The main constraint on management of LC posed by hunting and conservation policies in the Carpathians is the noticeable lack of scientific involvement. Research funds are virtually non-existent and the few ongoing scientific projects rely on international financial support (e.g. the World Bank, the EU and WWF International). With the exception of Poland where research projects are carried out by the Polish Academy of Science and the Jagiellonian University of Kraków, this situation gives cause for concern. Scientific knowledge and understanding are required for the eventual development of management plans to be implemented by the Carpathian countries. An example of how a scientific contribution is required is the inaccuracy of the LC population density estimates. These are not carried out in a standardised manner, and sometimes they are only based on previous years' harvests, making the proposed hunting quotas highly unreliable for the maintenance of a sustainable harvest. A higher level of integration between hunting clubs and wildlife scientists is doubtless required. To a certain extent, this can be achieved relatively easily in the Carpathian countries where the hunting clubs have such a strong interest in maintaining the LC population (particularly bear) because it represents a source of income.
The management of natural resources in general is an urgent and practical matter that needs to be uncoupled from the heavy bureaucracy that characterises ex-socialist countries. Although hunting activities should be coordinated at the national level, local situations can be variable enough to require decentralised flexibility in order to cope with specific situations. This flexibility is presently offered by the HG management system. Finally, a more effective system of controlling illegal hunting and checking legal hunting must be enforced both at local and national levels.

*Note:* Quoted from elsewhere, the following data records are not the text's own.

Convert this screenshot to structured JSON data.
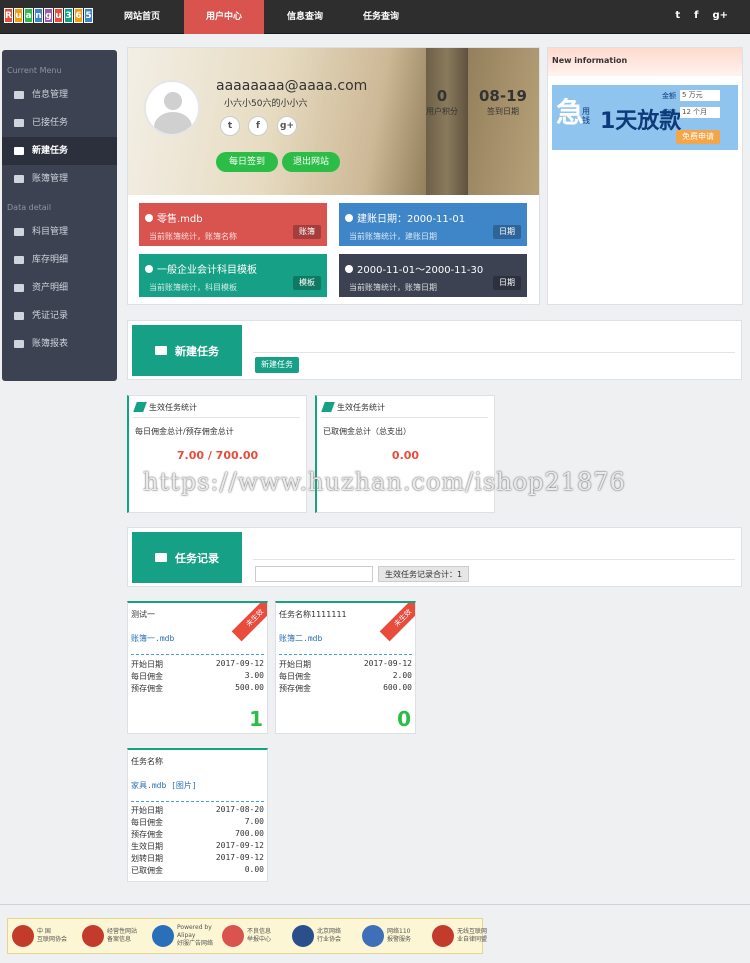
{
  "header": {
    "logo_letters": [
      "R",
      "u",
      "a",
      "n",
      "g",
      "u",
      "3",
      "6",
      "5"
    ],
    "nav": [
      "网站首页",
      "用户中心",
      "信息查询",
      "任务查询"
    ],
    "social": [
      "t",
      "f",
      "g+"
    ]
  },
  "sidebar": {
    "section1": "Current Menu",
    "items1": [
      "信息管理",
      "已接任务",
      "新建任务",
      "账簿管理"
    ],
    "section2": "Data detail",
    "items2": [
      "科目管理",
      "库存明细",
      "资产明细",
      "凭证记录",
      "账簿报表"
    ]
  },
  "profile": {
    "email": "aaaaaaaa@aaaa.com",
    "subname": "小六小50六的小小六",
    "social": [
      "t",
      "f",
      "g+"
    ],
    "btn_sign": "每日签到",
    "btn_logout": "退出网站",
    "points_value": "0",
    "points_label": "用户积分",
    "date_value": "08-19",
    "date_label": "签到日期"
  },
  "cards": [
    {
      "title": "零售.mdb",
      "sub": "当前账簿统计，账簿名称",
      "tag": "账簿",
      "color": "#d9534f"
    },
    {
      "title": "建账日期：2000-11-01",
      "sub": "当前账簿统计，建账日期",
      "tag": "日期",
      "color": "#3f86c8"
    },
    {
      "title": "一般企业会计科目模板",
      "sub": "当前账簿统计，科目模板",
      "tag": "模板",
      "color": "#16a085"
    },
    {
      "title": "2000-11-01～2000-11-30",
      "sub": "当前账簿统计，账簿日期",
      "tag": "日期",
      "color": "#3c4252"
    }
  ],
  "new_info": {
    "title": "New information",
    "ad_big": "急",
    "ad_text": "1天放款",
    "ad_small": "用钱",
    "amount_label": "金额",
    "amount_value": "5 万元",
    "term_label": "期限",
    "term_value": "12 个月",
    "ad_button": "免费申请"
  },
  "new_task": {
    "title": "新建任务",
    "button": "新建任务"
  },
  "stats": [
    {
      "title": "生效任务统计",
      "label": "每日佣金总计/预存佣金总计",
      "value": "7.00 / 700.00"
    },
    {
      "title": "生效任务统计",
      "label": "已取佣金总计（总支出）",
      "value": "0.00"
    }
  ],
  "task_records": {
    "title": "任务记录",
    "input_value": "",
    "button": "生效任务记录合计：1"
  },
  "tasks": [
    {
      "name": "测试一",
      "file": "账簿一.mdb",
      "ribbon": "未生效",
      "rows": [
        [
          "开始日期",
          "2017-09-12"
        ],
        [
          "每日佣金",
          "3.00"
        ],
        [
          "预存佣金",
          "500.00"
        ]
      ],
      "num": "1"
    },
    {
      "name": "任务名称1111111",
      "file": "账簿二.mdb",
      "ribbon": "未生效",
      "rows": [
        [
          "开始日期",
          "2017-09-12"
        ],
        [
          "每日佣金",
          "2.00"
        ],
        [
          "预存佣金",
          "600.00"
        ]
      ],
      "num": "0"
    },
    {
      "name": "任务名称",
      "file": "家具.mdb [图片]",
      "ribbon": "",
      "rows": [
        [
          "开始日期",
          "2017-08-20"
        ],
        [
          "每日佣金",
          "7.00"
        ],
        [
          "预存佣金",
          "700.00"
        ],
        [
          "生效日期",
          "2017-09-12"
        ],
        [
          "划转日期",
          "2017-09-12"
        ],
        [
          "已取佣金",
          "0.00"
        ]
      ],
      "num": ""
    }
  ],
  "watermark": "https://www.huzhan.com/ishop21876",
  "footer": [
    {
      "label": "中 国\n互联网协会",
      "color": "#c23b2b"
    },
    {
      "label": "经营性网站\n备案信息",
      "color": "#c23b2b"
    },
    {
      "label": "Powered by Alipay\n好服广告网络",
      "color": "#2a6fb8"
    },
    {
      "label": "不良信息\n举报中心",
      "color": "#d9534f"
    },
    {
      "label": "北京网络\n行业协会",
      "color": "#2a4f8a"
    },
    {
      "label": "网络110\n报警服务",
      "color": "#3f6fb8"
    },
    {
      "label": "无线互联网\n业自律同盟",
      "color": "#c23b2b"
    }
  ]
}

we wish to thank Kajetan Perzanowski, Jana Strnádová, Martin Kassa, Vasyl Pokynchereda and the staff of the Carpathian Large Carnivore Project, who contributed to the collection of information in the different countries. A. Mertens, B. Promberger, C. Promberger and P. Doncaster gave useful suggestions that improved previous drafts of the manuscript. This manuscript was produced as part of the Conservation Areas for Large Carnivores project, funded by WWF International and coordinated by the WWF Large Carnivore Initiative for Europe.